TRENTON, N.J. (AP) — The tests used by a New Jersey agency responsible for awarding millions of dollars in tax breaks to businesses had deficiencies that may have lead to improperly awarded incentives, a task force said Thursday.
The task force set up last year by Democratic Gov. Phil Murphy issued its second report Thursday on the now-expired tax credit program run by the Economic Development Authority. The 88-page document reflected a number of conclusions the body found seven months ago when it published a preliminary report.
Another top finding was that the authority had bias toward approving the credits, something it referred to as a “culture of getting to yes" on the question of awarding tax breaks.
“The Task Force has observed a general predisposition at the EDA to approve awards for tax incentives, and at higher amounts when possible,” the report said.
Among the deficiencies the task force highlighted was a failure to adequately vet claims made by businesses about the likelihood companies would move jobs out of state, which was a key factor in awarding tax breaks.

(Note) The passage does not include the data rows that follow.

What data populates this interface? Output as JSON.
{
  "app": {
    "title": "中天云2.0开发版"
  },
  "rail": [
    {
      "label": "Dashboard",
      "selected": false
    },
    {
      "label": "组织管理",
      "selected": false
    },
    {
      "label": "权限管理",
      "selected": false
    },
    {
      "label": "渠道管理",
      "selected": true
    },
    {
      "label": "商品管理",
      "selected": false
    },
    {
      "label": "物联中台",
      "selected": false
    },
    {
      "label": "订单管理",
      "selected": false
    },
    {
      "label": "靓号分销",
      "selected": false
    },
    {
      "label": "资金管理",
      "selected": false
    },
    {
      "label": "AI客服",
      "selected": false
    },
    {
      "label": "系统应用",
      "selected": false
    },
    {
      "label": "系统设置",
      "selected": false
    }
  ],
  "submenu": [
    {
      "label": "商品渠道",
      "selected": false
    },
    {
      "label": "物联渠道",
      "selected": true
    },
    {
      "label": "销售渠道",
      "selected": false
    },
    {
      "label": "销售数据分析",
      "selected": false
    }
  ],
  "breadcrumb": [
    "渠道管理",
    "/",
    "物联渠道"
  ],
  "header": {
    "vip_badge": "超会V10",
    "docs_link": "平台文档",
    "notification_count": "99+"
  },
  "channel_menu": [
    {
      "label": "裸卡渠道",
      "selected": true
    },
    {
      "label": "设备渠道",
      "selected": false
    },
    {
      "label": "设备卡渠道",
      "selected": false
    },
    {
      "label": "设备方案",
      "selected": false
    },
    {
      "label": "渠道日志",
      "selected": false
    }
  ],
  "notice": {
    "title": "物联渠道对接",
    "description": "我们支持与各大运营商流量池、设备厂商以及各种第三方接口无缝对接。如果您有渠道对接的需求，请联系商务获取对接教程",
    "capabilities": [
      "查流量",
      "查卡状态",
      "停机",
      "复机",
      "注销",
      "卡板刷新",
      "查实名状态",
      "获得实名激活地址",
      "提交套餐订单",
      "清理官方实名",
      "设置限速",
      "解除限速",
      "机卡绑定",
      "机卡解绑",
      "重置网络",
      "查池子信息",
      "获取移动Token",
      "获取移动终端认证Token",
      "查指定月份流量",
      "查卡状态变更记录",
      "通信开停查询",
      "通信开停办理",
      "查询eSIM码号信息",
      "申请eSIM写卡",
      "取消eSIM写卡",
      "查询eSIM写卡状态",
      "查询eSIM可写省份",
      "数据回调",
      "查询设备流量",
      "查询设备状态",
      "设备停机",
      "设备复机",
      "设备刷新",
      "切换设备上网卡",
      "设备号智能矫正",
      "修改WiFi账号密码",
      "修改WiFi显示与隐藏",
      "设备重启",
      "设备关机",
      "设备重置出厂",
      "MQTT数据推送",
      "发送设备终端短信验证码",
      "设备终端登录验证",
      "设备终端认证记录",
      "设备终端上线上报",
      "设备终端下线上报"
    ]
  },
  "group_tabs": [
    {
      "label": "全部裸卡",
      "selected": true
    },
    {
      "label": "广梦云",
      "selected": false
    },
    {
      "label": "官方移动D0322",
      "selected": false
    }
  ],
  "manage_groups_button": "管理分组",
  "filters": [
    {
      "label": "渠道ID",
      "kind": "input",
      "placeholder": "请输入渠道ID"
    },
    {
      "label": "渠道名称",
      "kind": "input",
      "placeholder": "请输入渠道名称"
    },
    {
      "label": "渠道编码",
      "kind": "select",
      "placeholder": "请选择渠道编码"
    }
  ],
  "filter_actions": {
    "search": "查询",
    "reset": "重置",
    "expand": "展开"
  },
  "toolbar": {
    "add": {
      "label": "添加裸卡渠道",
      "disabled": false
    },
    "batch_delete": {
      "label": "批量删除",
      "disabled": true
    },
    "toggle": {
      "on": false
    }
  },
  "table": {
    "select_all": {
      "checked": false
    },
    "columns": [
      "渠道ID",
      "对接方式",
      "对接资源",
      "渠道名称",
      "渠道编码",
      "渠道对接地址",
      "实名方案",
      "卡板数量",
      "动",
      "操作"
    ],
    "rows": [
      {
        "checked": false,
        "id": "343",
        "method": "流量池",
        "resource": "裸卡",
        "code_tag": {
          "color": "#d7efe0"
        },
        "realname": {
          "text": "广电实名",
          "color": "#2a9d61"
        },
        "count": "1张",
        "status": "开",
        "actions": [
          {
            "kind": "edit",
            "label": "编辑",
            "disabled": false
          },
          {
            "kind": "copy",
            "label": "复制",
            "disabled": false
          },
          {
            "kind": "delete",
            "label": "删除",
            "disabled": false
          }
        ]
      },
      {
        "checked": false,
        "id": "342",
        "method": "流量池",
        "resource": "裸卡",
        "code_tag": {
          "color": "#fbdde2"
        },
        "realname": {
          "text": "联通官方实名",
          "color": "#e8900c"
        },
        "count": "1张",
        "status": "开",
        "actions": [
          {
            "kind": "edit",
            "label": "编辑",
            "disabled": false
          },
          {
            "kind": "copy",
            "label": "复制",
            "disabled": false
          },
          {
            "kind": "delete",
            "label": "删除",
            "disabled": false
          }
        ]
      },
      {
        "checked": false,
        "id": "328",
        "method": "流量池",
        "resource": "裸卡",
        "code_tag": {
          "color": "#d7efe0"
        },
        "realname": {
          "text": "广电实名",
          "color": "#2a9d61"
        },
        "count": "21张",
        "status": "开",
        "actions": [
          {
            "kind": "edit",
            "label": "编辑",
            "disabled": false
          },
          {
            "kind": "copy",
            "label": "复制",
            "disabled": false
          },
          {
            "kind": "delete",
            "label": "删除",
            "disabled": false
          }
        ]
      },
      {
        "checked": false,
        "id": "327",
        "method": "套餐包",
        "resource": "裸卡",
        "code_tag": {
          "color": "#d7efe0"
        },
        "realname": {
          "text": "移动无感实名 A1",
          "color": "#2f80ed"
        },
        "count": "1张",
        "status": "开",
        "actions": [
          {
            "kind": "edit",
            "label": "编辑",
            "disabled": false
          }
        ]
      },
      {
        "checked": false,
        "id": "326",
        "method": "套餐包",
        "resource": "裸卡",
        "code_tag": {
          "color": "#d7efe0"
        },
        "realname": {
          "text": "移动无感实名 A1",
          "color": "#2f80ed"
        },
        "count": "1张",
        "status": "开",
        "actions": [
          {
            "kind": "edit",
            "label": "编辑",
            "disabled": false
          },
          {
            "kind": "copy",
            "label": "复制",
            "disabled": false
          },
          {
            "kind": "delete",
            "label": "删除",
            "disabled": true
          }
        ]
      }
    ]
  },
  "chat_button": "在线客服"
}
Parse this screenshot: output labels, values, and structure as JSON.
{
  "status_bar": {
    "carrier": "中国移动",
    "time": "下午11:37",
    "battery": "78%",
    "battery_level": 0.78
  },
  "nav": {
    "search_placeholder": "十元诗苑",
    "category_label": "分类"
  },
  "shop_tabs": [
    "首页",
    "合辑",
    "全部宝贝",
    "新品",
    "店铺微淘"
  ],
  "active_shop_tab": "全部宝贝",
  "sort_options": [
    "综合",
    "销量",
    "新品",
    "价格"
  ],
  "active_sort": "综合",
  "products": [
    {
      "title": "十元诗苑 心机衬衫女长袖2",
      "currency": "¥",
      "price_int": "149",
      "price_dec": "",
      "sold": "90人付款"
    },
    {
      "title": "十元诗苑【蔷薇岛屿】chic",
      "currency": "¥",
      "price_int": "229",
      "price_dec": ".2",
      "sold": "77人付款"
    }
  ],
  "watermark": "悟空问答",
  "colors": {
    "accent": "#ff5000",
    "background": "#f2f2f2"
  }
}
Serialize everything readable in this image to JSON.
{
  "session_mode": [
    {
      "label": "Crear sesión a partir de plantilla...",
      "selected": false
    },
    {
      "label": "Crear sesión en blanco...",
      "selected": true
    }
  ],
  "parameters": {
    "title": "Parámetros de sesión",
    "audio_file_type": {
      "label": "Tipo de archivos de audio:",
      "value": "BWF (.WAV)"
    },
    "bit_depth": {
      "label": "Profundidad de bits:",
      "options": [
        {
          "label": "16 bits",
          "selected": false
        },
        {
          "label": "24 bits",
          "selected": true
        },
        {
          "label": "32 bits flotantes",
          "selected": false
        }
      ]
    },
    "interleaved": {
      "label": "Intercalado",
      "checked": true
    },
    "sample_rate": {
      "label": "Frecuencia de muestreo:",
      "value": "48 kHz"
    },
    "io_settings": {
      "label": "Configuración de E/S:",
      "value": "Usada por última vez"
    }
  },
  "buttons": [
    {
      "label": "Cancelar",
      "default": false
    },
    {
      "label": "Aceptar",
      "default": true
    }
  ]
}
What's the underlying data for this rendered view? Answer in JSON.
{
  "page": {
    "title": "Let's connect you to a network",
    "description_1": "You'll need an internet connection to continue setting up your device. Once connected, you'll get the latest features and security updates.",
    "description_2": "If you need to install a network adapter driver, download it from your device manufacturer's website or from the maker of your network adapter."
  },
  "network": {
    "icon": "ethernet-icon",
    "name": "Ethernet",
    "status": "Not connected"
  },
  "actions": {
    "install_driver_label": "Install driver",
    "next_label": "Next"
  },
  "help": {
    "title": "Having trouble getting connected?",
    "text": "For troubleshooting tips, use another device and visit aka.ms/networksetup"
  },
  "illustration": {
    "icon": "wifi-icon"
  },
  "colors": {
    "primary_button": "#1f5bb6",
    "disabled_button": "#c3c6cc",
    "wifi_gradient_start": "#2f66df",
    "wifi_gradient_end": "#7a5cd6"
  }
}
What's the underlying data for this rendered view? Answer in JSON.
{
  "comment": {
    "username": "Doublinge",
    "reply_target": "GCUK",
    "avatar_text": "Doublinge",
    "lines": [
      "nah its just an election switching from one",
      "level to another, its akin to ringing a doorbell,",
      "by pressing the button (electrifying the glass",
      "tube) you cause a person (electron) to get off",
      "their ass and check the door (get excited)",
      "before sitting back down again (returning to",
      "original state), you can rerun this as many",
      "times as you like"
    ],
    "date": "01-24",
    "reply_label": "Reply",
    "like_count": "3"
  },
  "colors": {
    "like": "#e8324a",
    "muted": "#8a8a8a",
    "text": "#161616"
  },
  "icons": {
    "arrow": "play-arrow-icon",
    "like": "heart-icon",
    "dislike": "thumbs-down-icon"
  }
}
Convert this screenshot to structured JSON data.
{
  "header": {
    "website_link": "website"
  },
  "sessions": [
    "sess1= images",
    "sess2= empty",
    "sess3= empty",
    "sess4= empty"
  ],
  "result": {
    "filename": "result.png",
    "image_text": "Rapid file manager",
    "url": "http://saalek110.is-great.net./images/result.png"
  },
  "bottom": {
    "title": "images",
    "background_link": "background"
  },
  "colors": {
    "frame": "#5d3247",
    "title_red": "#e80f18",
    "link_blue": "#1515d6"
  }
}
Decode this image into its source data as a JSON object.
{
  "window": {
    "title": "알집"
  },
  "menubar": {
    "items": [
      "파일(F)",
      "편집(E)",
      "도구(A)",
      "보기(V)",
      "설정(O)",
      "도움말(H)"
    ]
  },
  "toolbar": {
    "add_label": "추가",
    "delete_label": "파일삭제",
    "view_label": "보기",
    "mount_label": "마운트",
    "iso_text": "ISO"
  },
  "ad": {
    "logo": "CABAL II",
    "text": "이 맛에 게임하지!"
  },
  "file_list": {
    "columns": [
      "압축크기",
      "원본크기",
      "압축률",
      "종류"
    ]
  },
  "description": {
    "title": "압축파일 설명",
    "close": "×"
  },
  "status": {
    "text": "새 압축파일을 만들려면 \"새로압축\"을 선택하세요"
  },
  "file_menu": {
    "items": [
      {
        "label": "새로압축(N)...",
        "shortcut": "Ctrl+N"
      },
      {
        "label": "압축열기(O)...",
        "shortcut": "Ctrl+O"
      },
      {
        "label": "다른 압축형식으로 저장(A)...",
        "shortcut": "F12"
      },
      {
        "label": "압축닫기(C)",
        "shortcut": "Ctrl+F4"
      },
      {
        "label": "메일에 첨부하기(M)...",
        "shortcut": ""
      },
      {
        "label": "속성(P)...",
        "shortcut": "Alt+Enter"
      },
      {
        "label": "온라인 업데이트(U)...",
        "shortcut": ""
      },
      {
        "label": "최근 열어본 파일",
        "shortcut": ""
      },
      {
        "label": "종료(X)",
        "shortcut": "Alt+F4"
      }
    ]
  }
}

The task force also said that its investigation led to voluntary terminations of awards that saved the state $11 million.
In a statement, authority CEO Tim Sullivan said the task force's work played a role in improving performance at the EDA. Sullivan was appointed by Murphy after the governor succeeded Republican Chris Christie in 2018.
Sullivan said he will review the report in detail to look for “further opportunities for improvement."
Murphy impaneled the task force last year after earlier state comptroller and auditor reports questioned whether the development authority had adequate oversight of the tax breaks.
The tax credits in question were enacted under a 2013 bill, but they expired on July 1. Murphy and lawmakers have disagreed over how to move forward. Murphy wants to cap how much is awarded annually, but legislators question whether that will put the state at a disadvantage compared with neighboring states.
Murphy again called on lawmakers to renew the tax breaks in his State of the State address on Tuesday.
The task force made waves last year in state politics.
At one hearing, a whistleblower testified that an unidentified firm she worked for said it was considering leaving the state in order to get credits when she knew the company had already decided to stay.
The second hearing turned up documents showing that firms connected with influential Democratic political powerbroker George Norcross gave inconsistent responses while applying for credits when asked whether they considered leaving the state, a key requirement in most cases for being awarded credits.
That led to Norcross to sue Murphy seeking to block the task force's first report, but a judge disagreed, and the report came out.
The report concluded that special interests, particularly those linked to Norcross, helped write the legislation to benefit stakeholders, who later did benefit.
Norcross disputes the findings and has suggested the task force amounts to a political witch hunt. He defended his businesses in a hearing before lawmakers, saying the task force's work contained misstatements and “mischaracterizations."